How the Grinch Can Steal Christmas Creep

Christmas Shopping 1919

“And the Grinch, with his Grinch-feet ice cold in the snow,
stood puzzling and puzzling, how could it be so?

It came without ribbons. It came without tags.
It came without packages, boxes or bags.

And he puzzled and puzzled 'till his puzzler was sore.
Then the Grinch thought of something he hadn't before.

What if Christmas, he thought, doesn't come from a store.
What if Christmas, perhaps, means a little bit more.” 


~ Dr. SeussHow The Grinch Stole Christmas!


According to the idealized vision many of us have of the Christmas holidays, 'tis the season of joy, peace and goodwill. In reality, for many years the season has trended toward a time of frantic shopping for the latest "in" toy or other specialized items and bargains. Retailers even began encroaching on the sacred family day of Thanksgiving, jumping the gun on so-called "Black Friday. Thus, I was relieved to see that this year more stores opted to close on Thanksgiving Day, allowing customers as well as store employees some traditional time with their families and friends. Not that this was an entirely altruistic move on the part of the stores; apparently the effort of opening on Thanksgiving Day simply wasn't worth the trouble. According to Gallup, Thanksgiving Day and Christmas Day are two of the happiest days for Americans, so why mess with that? Isn't there enough stress in people's lives without disrupting the enjoyment of these two revered days?

Waiting Tables

  “A restaurant is a fantasy--a kind of living fantasy in which diners
  are the most important members of the cast.” ~  Warner LeRoy 
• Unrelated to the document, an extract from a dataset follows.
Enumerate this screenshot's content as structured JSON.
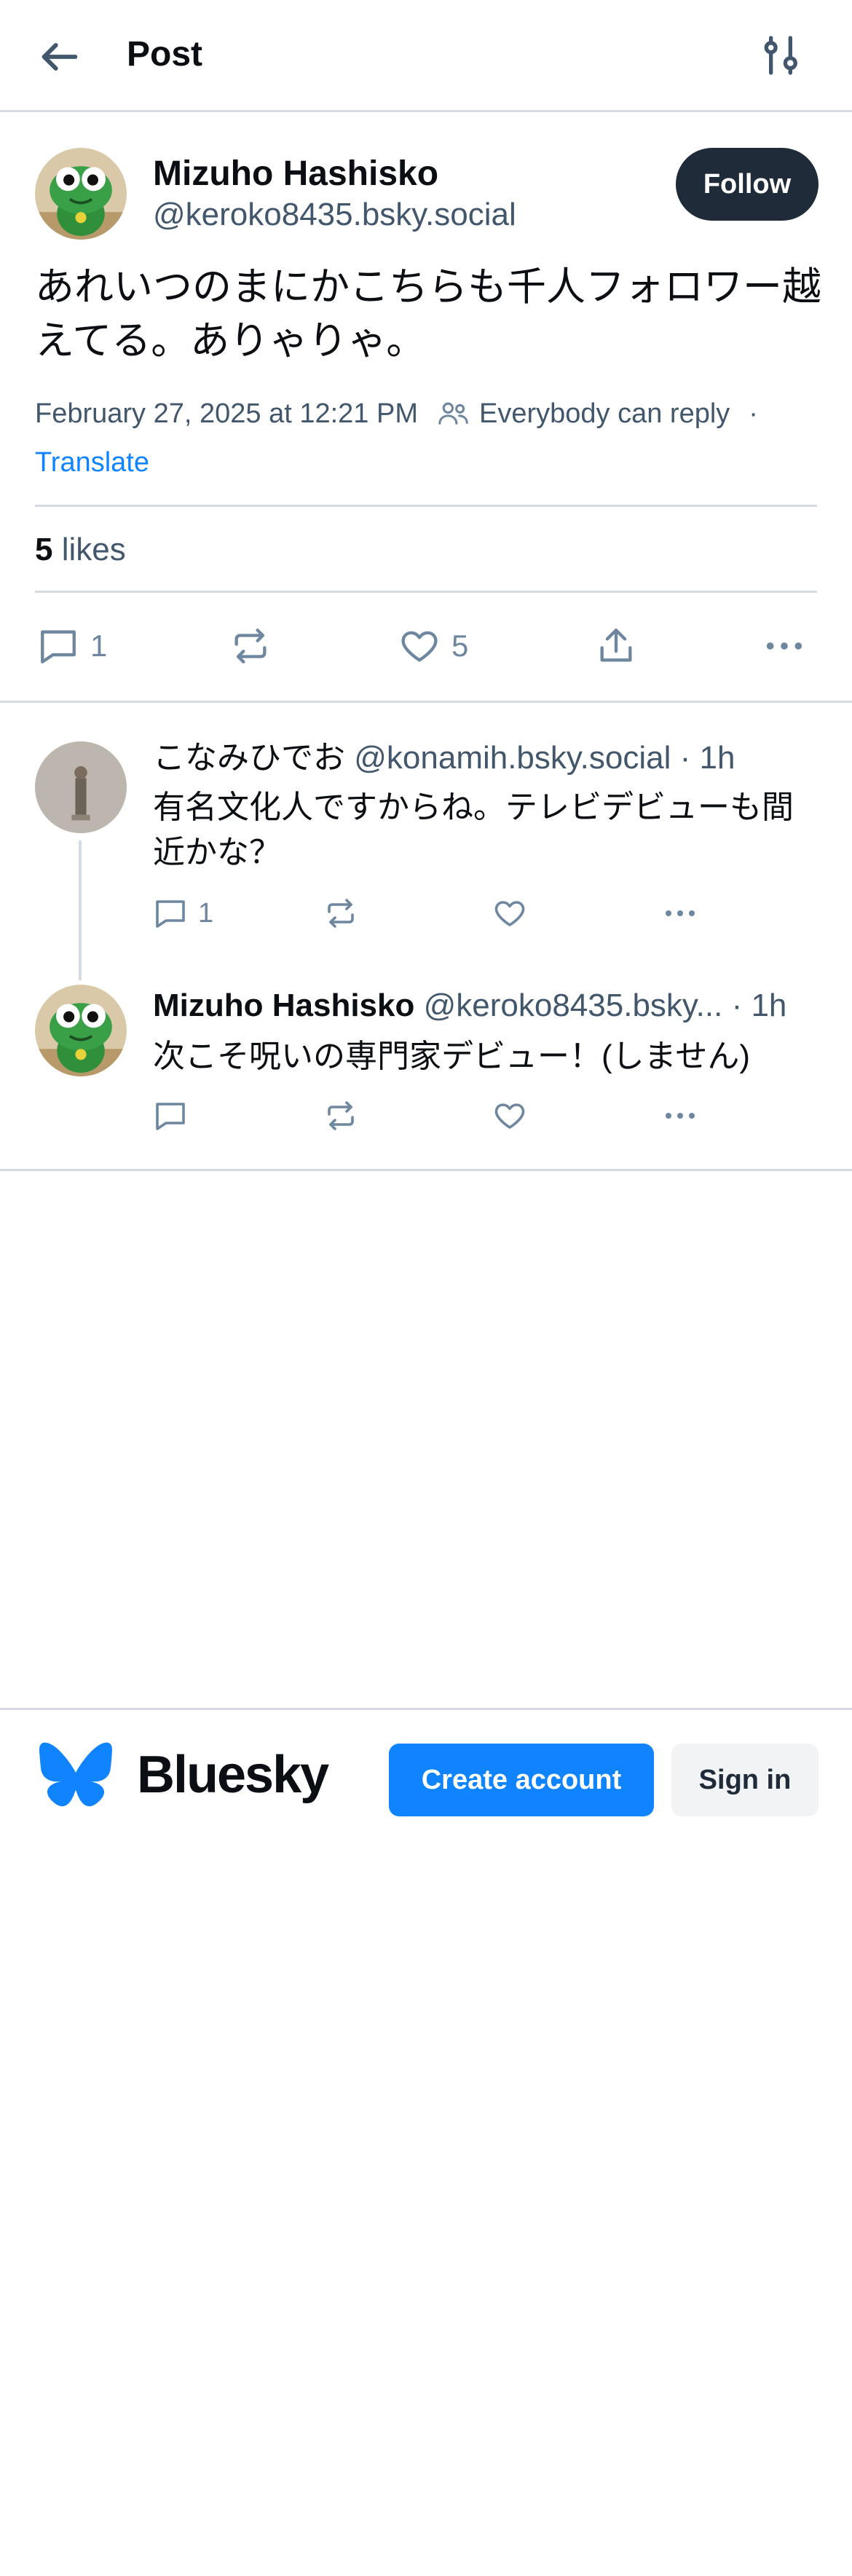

Mr. LeRoy, the late and flamboyant restaurateur who owned the famed Tavern on the Green and Maxwell’s Plum in Manhattan among other other famous restaurants, and who was the son of Mervyn LeRoy, producer of the beloved 1939 fantasy film, The Wizard of Oz, starring Judy Garland, believed rightly so that diners (customers) are the most important cast members (stars) of the restaurant show. He felt strongly that dining out in a restaurant should be a show. And, we know that the show cannot go on without its stars.

The Department Store Job

Would Macy’s Tell Gimbels?

The time-honored adage above refers to the legendary rivalry between two great New York-based department stores. In the end, Gimbels-- which owned Saks Fifth Avenue, was where Lucy Ricardo shopped, and which started a Thanksgiving Day Parade four years before Macy’s did -- closed its doors. Macy’s, of course, is still around. And, while stores can go out of business because of mergers, acquisitions and poor management, the deciding factor in a department store’s success or failure is its ability to attract, retain and increase the numbers of customers who shop there. 

It’s in the Bag




 “Anybody who’s ever worked in a grocery store or shopped in a grocery store knows that bagging is the heart and soul, the very lifeblood, of the American food industry.” ~ David Letterman

Knowing how to bag properly is one of the most important skills that anyone who works in a supermarket can possess. And, although the above quote by the illustrious talk show star might be somewhat tongue-in-cheek, the supermarket bagger might well be the unsung hero of the industry.

Supermarket Job Savvy

“A person buying ordinary products in a supermarket is in touch with his deepest emotions.” ~ John Kenneth Galbraith, U.S. Economist

The observation that an ordinary task can be an emotional experience is a concept that anyone who works in a supermarket should understand about its customers. Developing empathy for and respecting customers is key to the success of all retail enterprises. But why is this especially so for a supermarket?